Many American Muslims are concerned that the upcoming 10th anniversary of the September 11th attacks will prompt renewed attacks on their faith.
The Michigan chapter of the Council on American Islamic Relations (CAIR) tried to counter that, with a workshop about “Presenting Islam to Fellow Americans.”
Presenters suggested Muslims speak from personal experience, and emphasize commonalities between Islam and other religious traditions.
They also addressed how Muslims should react to concerns about Sharia law.
CAIR Michigan Executive Director Dawud Walid says some Americans are afraid that Muslims are working to impose Islamic laws over civil law—but that fear is unfounded.
“Our religion mandates us to abide by the laws of the land in which we live in," Walud said, adding, "And I hope all of you believe that.”
So-called “anti-Sharia law” bills have been introduced in more than 20 states, including Michigan.
That proposed law would “restrict the application of foreign laws.”
Saleem Sidiqqi, who attended the workshop, says it’s helpful to hear how other Muslims deal with questions and concerns about Islam. But he says he hasn’t had to contend with much anti-Muslim sentiment in his suburban Detroit community.
“I guess we hear it more in the media, is where we hear it. I haven’t really heard it from my neighbors or anybody that we know. But it’s probably something that we should be aware of, and know how to respond to it.”

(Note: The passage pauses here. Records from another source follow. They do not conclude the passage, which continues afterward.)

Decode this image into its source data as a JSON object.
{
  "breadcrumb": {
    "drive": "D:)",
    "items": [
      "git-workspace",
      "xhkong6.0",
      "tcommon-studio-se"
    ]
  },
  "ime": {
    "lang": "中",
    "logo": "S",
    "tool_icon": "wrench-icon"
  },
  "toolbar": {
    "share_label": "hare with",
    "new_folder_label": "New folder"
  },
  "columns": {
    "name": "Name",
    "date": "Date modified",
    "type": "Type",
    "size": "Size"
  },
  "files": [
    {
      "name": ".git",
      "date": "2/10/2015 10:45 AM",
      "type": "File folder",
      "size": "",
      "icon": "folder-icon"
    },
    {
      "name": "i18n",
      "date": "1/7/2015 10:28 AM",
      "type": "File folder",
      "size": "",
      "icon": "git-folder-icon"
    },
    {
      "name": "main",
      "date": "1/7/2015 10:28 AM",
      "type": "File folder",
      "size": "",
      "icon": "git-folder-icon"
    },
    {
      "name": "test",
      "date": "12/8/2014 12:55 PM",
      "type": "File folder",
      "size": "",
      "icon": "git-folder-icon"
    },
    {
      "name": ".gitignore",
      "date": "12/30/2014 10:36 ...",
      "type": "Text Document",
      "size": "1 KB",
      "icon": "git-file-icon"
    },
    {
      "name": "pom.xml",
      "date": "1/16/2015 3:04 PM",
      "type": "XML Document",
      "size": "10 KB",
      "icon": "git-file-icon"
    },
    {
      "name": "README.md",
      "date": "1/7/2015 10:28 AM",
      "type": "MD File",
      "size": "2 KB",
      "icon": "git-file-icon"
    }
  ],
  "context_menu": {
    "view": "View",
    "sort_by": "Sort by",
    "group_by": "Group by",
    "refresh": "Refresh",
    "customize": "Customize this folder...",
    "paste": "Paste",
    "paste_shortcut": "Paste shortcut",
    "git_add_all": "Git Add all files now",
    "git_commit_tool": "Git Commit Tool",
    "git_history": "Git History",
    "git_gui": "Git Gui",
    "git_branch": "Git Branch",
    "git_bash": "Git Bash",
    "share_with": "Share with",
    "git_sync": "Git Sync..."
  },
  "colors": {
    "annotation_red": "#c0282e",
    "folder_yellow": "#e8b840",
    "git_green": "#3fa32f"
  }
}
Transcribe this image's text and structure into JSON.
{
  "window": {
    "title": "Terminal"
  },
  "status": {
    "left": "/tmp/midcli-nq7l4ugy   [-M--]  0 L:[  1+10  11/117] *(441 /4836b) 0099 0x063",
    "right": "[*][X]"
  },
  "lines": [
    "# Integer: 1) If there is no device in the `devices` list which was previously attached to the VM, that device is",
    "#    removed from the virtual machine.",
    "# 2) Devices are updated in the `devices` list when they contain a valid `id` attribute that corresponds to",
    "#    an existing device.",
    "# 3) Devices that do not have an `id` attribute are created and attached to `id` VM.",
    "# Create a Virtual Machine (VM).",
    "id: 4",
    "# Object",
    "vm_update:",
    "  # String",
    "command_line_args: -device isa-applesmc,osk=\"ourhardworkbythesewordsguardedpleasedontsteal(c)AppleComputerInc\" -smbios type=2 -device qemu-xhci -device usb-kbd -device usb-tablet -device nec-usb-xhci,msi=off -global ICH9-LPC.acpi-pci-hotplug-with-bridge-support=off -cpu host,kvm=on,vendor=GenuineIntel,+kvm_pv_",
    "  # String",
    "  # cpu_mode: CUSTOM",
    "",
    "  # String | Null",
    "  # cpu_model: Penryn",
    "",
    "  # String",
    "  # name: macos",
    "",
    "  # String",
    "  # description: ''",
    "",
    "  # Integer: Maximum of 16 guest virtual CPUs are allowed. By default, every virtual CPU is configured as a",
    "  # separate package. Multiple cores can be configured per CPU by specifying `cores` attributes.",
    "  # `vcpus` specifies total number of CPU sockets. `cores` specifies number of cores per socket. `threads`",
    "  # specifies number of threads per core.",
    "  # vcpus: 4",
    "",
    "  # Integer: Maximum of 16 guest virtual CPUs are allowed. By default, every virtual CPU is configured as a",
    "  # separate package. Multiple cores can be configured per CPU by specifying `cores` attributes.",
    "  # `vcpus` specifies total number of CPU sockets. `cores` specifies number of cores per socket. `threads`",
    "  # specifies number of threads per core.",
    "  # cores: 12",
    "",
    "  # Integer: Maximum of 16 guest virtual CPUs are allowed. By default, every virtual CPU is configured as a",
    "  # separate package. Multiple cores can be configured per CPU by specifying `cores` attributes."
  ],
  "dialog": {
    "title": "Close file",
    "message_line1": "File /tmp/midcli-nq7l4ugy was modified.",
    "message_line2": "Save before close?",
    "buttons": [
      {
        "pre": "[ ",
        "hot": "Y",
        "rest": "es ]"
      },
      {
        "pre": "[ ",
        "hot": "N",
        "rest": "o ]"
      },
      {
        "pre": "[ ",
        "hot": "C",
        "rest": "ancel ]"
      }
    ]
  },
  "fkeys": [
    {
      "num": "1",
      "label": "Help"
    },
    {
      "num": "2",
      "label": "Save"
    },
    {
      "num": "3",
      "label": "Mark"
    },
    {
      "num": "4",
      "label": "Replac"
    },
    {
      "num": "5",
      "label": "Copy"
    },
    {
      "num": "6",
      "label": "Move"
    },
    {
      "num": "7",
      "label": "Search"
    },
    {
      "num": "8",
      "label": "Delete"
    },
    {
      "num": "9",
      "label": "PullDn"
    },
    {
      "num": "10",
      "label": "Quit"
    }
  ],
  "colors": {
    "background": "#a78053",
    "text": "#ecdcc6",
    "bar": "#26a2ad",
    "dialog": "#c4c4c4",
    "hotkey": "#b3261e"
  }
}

Sidiqqi says the upcoming 9/11 anniversary is “another reason to be aware” of what people are thinking about Muslims. He says he and his wife have been trying to explain that attack and its consequences to their young children.